** DATASET EXTRACT follows **
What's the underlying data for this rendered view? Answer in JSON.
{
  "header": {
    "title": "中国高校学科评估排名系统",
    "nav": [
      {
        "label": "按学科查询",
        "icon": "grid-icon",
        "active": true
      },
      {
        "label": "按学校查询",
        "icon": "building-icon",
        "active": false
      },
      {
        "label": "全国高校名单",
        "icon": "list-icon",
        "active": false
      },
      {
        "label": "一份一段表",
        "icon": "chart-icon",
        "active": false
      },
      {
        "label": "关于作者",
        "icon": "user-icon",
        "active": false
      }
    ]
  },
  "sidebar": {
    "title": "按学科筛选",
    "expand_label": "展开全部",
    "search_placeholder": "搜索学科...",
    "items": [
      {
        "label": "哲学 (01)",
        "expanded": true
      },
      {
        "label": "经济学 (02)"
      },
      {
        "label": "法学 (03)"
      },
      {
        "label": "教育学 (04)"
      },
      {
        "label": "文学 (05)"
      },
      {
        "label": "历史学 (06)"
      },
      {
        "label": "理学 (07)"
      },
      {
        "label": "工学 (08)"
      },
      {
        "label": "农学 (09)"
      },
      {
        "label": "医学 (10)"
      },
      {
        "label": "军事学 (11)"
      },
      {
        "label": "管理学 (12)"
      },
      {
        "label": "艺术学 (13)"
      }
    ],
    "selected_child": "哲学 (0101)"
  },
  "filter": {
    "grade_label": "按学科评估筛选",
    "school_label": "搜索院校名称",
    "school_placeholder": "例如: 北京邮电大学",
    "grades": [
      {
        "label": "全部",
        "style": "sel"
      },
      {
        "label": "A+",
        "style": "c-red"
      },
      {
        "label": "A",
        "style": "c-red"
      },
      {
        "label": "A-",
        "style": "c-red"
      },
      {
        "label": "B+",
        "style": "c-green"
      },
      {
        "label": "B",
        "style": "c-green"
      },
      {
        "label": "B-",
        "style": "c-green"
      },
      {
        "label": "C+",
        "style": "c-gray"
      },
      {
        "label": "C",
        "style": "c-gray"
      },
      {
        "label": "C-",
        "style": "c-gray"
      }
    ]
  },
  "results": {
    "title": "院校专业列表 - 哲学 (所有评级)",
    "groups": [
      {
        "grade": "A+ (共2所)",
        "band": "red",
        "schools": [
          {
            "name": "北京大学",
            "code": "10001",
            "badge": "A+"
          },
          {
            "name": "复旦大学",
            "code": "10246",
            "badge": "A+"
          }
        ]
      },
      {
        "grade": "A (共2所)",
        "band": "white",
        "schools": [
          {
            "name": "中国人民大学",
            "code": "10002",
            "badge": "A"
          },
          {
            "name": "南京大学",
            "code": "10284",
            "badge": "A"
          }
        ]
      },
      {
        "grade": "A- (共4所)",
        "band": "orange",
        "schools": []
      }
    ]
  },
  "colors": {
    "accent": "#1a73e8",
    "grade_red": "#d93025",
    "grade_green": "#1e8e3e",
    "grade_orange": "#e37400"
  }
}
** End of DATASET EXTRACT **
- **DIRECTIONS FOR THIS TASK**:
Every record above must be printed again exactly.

- **EXPECTED ANSWER**:
What's the underlying data for this rendered view? Answer in JSON.
{
  "header": {
    "title": "中国高校学科评估排名系统",
    "nav": [
      {
        "label": "按学科查询",
        "icon": "grid-icon",
        "active": true
      },
      {
        "label": "按学校查询",
        "icon": "building-icon",
        "active": false
      },
      {
        "label": "全国高校名单",
        "icon": "list-icon",
        "active": false
      },
      {
        "label": "一份一段表",
        "icon": "chart-icon",
        "active": false
      },
      {
        "label": "关于作者",
        "icon": "user-icon",
        "active": false
      }
    ]
  },
  "sidebar": {
    "title": "按学科筛选",
    "expand_label": "展开全部",
    "search_placeholder": "搜索学科...",
    "items": [
      {
        "label": "哲学 (01)",
        "expanded": true
      },
      {
        "label": "经济学 (02)"
      },
      {
        "label": "法学 (03)"
      },
      {
        "label": "教育学 (04)"
      },
      {
        "label": "文学 (05)"
      },
      {
        "label": "历史学 (06)"
      },
      {
        "label": "理学 (07)"
      },
      {
        "label": "工学 (08)"
      },
      {
        "label": "农学 (09)"
      },
      {
        "label": "医学 (10)"
      },
      {
        "label": "军事学 (11)"
      },
      {
        "label": "管理学 (12)"
      },
      {
        "label": "艺术学 (13)"
      }
    ],
    "selected_child": "哲学 (0101)"
  },
  "filter": {
    "grade_label": "按学科评估筛选",
    "school_label": "搜索院校名称",
    "school_placeholder": "例如: 北京邮电大学",
    "grades": [
      {
        "label": "全部",
        "style": "sel"
      },
      {
        "label": "A+",
        "style": "c-red"
      },
      {
        "label": "A",
        "style": "c-red"
      },
      {
        "label": "A-",
        "style": "c-red"
      },
      {
        "label": "B+",
        "style": "c-green"
      },
      {
        "label": "B",
        "style": "c-green"
      },
      {
        "label": "B-",
        "style": "c-green"
      },
      {
        "label": "C+",
        "style": "c-gray"
      },
      {
        "label": "C",
        "style": "c-gray"
      },
      {
        "label": "C-",
        "style": "c-gray"
      }
    ]
  },
  "results": {
    "title": "院校专业列表 - 哲学 (所有评级)",
    "groups": [
      {
        "grade": "A+ (共2所)",
        "band": "red",
        "schools": [
          {
            "name": "北京大学",
            "code": "10001",
            "badge": "A+"
          },
          {
            "name": "复旦大学",
            "code": "10246",
            "badge": "A+"
          }
        ]
      },
      {
        "grade": "A (共2所)",
        "band": "white",
        "schools": [
          {
            "name": "中国人民大学",
            "code": "10002",
            "badge": "A"
          },
          {
            "name": "南京大学",
            "code": "10284",
            "badge": "A"
          }
        ]
      },
      {
        "grade": "A- (共4所)",
        "band": "orange",
        "schools": []
      }
    ]
  },
  "colors": {
    "accent": "#1a73e8",
    "grade_red": "#d93025",
    "grade_green": "#1e8e3e",
    "grade_orange": "#e37400"
  }
}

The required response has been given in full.